• DATA FOR ANALYSIS:
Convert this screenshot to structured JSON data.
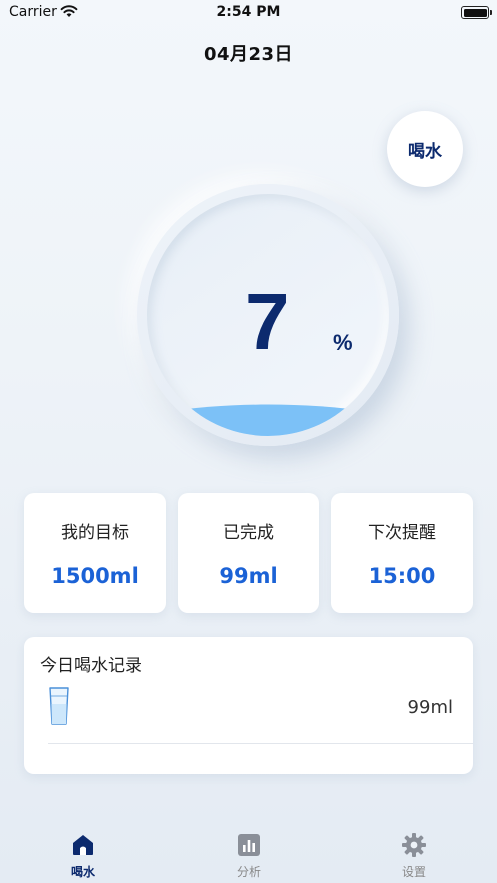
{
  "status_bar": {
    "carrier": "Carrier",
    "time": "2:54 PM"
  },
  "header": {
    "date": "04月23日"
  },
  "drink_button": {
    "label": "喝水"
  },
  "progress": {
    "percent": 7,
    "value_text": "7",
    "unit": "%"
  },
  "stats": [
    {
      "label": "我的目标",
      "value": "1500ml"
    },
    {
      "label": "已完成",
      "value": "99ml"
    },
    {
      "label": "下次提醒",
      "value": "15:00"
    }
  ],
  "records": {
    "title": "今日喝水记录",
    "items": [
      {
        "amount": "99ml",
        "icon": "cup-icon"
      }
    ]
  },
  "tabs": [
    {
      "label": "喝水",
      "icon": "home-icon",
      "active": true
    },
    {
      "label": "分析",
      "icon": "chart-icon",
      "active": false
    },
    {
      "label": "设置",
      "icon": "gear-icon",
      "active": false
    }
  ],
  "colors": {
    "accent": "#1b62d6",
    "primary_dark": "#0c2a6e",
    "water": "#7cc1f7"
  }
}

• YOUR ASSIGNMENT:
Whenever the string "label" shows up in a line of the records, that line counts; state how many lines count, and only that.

• ANSWER BELOW:
7